First lesson of how to make other runners jealous: Tell them you’re going trail running with Salomon at the weekend.
In my dreams I would be skipping off into the sunset with Kilian and Emelie but in reality I was pulling into Chichester station before heading to the South Downs for a trail running workshop run by Karibu in conjunction with Salomon.
Our guide Sam had brought a pick-up truck full of shoes and running vests for 30 or so runners to try out around Eartham Woods in Sussex. It had been raining for the last few days so I thought I would give the Salomon Speedcross 4 a try along with the latest iteration of my Salomon hydration vest (reviews at the end of this post).
The paths were damp and muddy in places with no massive hills so it was good pace to chat while running and I got to chat with a few different people of varying levels of experience. It also meant that we could all ask Sam for various tips on how to run better on trails. I’ll try and distill some of his wisdom here:
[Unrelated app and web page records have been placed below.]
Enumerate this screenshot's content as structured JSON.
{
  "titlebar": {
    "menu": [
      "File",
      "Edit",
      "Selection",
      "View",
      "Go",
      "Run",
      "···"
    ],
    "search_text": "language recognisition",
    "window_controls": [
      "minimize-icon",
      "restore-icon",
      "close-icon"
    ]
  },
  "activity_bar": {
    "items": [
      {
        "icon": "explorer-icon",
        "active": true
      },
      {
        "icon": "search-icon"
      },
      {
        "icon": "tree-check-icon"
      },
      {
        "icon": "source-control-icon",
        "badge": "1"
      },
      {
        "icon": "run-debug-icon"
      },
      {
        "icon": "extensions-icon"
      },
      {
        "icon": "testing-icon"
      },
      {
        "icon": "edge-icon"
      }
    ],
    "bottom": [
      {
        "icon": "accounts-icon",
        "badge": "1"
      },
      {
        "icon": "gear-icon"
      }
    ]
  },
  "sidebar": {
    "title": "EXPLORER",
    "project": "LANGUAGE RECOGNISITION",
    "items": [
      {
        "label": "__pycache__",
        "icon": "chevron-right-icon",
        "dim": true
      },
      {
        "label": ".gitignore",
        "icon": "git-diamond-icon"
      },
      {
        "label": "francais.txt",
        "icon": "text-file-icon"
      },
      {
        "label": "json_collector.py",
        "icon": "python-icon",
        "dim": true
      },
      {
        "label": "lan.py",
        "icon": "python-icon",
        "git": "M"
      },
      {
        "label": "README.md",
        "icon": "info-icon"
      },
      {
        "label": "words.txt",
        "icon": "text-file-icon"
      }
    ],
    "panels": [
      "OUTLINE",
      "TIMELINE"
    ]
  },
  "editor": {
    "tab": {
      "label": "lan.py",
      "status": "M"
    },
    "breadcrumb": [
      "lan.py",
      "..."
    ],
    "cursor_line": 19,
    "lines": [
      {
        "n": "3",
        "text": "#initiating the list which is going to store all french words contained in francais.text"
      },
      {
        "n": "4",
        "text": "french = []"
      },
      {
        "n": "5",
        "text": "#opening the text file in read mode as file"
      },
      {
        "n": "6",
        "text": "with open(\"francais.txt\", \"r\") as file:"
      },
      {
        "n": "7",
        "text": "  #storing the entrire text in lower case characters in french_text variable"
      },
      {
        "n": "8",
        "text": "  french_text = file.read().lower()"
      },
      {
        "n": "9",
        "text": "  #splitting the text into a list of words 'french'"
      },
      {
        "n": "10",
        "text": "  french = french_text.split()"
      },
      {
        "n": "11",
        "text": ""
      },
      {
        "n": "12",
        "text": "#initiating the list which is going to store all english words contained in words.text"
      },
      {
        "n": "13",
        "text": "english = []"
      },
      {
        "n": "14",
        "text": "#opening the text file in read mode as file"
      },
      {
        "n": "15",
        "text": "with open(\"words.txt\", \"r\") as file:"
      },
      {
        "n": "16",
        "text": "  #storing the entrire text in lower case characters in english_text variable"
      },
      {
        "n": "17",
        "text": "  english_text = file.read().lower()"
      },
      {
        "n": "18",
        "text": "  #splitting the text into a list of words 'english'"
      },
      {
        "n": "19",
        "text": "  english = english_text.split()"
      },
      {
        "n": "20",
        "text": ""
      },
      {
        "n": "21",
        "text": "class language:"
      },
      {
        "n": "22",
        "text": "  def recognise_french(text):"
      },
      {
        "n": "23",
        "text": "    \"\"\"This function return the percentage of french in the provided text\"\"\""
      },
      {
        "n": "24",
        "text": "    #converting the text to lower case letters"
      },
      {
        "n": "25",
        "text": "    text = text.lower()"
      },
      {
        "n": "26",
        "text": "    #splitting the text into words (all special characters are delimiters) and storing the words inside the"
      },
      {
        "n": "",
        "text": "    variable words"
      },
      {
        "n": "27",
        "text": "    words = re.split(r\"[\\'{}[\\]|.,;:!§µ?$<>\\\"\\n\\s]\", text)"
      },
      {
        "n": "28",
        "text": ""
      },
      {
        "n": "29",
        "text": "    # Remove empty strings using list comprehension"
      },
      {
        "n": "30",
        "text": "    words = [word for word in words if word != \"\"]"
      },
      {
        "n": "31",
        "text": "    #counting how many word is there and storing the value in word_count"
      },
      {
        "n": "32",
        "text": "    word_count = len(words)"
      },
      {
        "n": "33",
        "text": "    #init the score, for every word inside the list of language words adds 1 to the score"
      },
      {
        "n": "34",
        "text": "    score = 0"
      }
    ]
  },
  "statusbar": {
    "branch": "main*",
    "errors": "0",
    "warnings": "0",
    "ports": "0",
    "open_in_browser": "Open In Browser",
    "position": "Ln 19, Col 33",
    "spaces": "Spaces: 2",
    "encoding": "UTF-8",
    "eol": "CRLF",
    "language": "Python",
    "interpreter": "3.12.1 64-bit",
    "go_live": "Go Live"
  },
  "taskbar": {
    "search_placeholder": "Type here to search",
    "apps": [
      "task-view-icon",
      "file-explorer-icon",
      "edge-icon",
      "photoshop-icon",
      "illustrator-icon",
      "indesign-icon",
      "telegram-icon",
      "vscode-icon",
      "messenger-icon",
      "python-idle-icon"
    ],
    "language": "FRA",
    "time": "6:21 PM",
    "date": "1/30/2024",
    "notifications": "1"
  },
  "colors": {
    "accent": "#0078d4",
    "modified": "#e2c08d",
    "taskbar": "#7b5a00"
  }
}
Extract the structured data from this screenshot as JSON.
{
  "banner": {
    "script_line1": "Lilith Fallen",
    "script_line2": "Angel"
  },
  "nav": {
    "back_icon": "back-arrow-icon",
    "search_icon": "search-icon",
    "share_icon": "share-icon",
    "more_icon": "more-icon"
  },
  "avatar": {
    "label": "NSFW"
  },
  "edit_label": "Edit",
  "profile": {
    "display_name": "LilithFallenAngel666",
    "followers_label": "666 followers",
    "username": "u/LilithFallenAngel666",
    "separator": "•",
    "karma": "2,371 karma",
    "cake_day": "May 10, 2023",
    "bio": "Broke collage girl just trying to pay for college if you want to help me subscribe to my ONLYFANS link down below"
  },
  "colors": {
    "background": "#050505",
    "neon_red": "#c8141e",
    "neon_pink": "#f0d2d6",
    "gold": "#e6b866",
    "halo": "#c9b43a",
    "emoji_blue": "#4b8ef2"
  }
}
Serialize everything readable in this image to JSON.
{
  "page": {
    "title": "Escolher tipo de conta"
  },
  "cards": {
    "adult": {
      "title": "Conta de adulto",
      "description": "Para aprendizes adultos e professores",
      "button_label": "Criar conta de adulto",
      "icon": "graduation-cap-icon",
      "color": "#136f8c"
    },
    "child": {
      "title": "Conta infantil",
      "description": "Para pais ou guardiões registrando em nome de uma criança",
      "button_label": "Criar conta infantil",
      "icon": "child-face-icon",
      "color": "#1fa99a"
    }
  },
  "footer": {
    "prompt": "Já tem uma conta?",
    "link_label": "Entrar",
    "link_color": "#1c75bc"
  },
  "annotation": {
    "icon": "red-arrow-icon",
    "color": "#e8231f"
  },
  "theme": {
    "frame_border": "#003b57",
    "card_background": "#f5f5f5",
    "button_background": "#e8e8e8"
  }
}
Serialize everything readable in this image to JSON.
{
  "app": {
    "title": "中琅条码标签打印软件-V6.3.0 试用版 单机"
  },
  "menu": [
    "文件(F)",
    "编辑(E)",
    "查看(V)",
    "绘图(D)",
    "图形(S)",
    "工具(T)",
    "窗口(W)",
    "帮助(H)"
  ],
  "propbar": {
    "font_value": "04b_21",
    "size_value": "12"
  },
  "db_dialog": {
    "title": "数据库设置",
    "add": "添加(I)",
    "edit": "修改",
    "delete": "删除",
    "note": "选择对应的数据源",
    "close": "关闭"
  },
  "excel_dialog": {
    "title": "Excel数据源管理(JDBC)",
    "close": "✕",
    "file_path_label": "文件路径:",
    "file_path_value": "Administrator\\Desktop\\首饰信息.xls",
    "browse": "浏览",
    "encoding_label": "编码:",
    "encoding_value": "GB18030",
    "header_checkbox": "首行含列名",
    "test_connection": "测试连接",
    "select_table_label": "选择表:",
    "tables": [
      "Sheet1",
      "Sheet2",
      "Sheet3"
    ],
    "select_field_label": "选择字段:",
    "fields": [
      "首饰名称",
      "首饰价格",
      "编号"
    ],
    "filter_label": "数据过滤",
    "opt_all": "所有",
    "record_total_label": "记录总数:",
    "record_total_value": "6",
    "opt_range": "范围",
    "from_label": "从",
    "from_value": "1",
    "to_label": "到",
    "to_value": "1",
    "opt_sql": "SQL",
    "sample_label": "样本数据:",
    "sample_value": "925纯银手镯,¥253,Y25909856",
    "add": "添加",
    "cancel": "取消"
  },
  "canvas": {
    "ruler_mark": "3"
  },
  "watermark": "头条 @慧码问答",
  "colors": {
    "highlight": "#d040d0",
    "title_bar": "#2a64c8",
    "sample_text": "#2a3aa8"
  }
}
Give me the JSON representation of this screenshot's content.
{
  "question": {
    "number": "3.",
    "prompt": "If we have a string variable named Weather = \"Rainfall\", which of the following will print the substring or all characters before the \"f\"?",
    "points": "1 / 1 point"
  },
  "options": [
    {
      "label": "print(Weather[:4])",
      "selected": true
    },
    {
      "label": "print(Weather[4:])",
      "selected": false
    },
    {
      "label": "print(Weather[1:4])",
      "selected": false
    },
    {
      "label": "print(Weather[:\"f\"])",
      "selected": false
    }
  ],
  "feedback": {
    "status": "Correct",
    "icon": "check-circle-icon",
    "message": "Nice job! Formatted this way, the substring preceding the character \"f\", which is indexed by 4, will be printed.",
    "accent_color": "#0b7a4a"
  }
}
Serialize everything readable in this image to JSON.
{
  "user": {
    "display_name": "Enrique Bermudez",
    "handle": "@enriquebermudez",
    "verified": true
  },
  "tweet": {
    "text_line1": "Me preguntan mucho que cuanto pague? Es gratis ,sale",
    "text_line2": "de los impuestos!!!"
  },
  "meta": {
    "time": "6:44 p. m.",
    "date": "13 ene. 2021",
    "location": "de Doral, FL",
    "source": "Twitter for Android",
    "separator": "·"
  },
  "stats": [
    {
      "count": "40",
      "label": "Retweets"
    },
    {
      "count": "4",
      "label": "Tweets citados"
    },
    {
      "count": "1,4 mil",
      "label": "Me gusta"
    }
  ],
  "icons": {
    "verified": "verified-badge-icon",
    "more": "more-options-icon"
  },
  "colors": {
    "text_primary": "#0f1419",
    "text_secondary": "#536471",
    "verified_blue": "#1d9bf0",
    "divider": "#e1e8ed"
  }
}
- Twinkle toes
While speeding through a forest, legs blurring below you, all it takes is a tricky tree root to get up close and personal with the floor in the blink of an eye.
These tricky blighters will trip you when you’re fresh or can’t lift your legs properly at the end of the run but also turn to Teflon at the first hint of moisture especially if you are wearing aggressive trail shoes (the ones that shout at the other trail shoes).
The first trick is to look roughly 5 metres ahead of you. If you look down at your feet, you won’t be able to react quickly enough to any obstacles. It seems counter-intuitive not to look at what is directly below you but by the time you reach it, you should already know how you’re going to avoid it.
The second tip is, get up on your forefoot as perfectly illustrated by Sam here:
By shifting from landing on your heel or mid foot, you are limiting the contact area with the ground. You are also able to make quick, nimble movements and find solid ground in between the routes. Get your arms out to keep you balance and you’ll be flying through the woods, not into a tree!
Anyone can run downhill can’t they? You…just…run…down…hill.
And to be fair, that’s true. But if you want to do more than one hill, it takes a lot out of your muscles and puts massive strain on your knees. A lot of descents (if we’re getting technical) are harder on the body than the climbs that preceded it.
Often the first thing runners do on a downhill is lean back, trying to act like a brake, limiting the speed and giving control. Or at least the idea of control! But why would you want to slow yourself down? Instead, get up on your forefoot again, keeping your legs moving at a natural pace and with your weight leaning forward.
The worst thing that can happen is that you fall over and slide down to the bottom of the hill. But by taking off the brake, you are able keep your speed and momentum with you. And if you are going too fast? Try shuffling your feet to slow down rather jamming your heel down. It felt strange at first but imagine the first few steps you take when you put bowling shoes on and take mini-slides, that’s what you’re aiming for.
- Horses for courses
This is an easy one. If it’s really muddy, don’t wear road or minimal grip shoes. And likewise if it’s dry and chalky, don’t put on your cross-country spikes. It’s sometimes hard to guess what the conditions will be like so keep a track of the weather for a few days beforehand. And it is also a legitimate excuse to buy some spangled new shoes, until they get soaked that is!
- And chill
So much of running off-road is about balance, feel and flow. Road running is about making the same movement over and over again. Skipping around trees or jumping over rocks means that you use more muscles than on the road so you need to be a bit more relaxed.
Drop your arms so that your hands brush your hips as you run. Try to be aware of when they creep up as after a while, this will affect your form and cause you to tire quicker.
You’ve made it out of the city and back to nature, enjoy yourself!
Now for the gear
I’ve tried these on in shops before, lured in by the lurid colours but found them a bit too narrow for my hobbit feet. For the wet, leaf-strewn floors in the woods and the waterlogged paths in the fields, they were absolutely perfect. At the end of 6 miles they were beginning to feel a little tight but I was also told that they stretch a bit so you may see a flashy new pair on the cliffs of Jersey soon!
What can I say? I loved it. I’ve its predecessor for over two years and have worn it on nearly every single run I’ve been on in that time. Short runs, long runs, hilly runs, flat runs, marathons, ultras, parkruns and runs to the shops. If you want an idea of what it can fit, the 5 litre version can hold all of the mandatory kit for a Centurion 100 mile race with nearly 3 litres of liquid if needed (I usually just have the soft flasks). Or it can hold three full bottles of Magners and pasta if you happen to end your run at the Co-op. My favourite thing about the new model is the additional storage on the front for little bits and pieces. I’m also going to go for the 12L version this time because for the few quid extra, you might as well get the extra capacity, even if you don’t need it.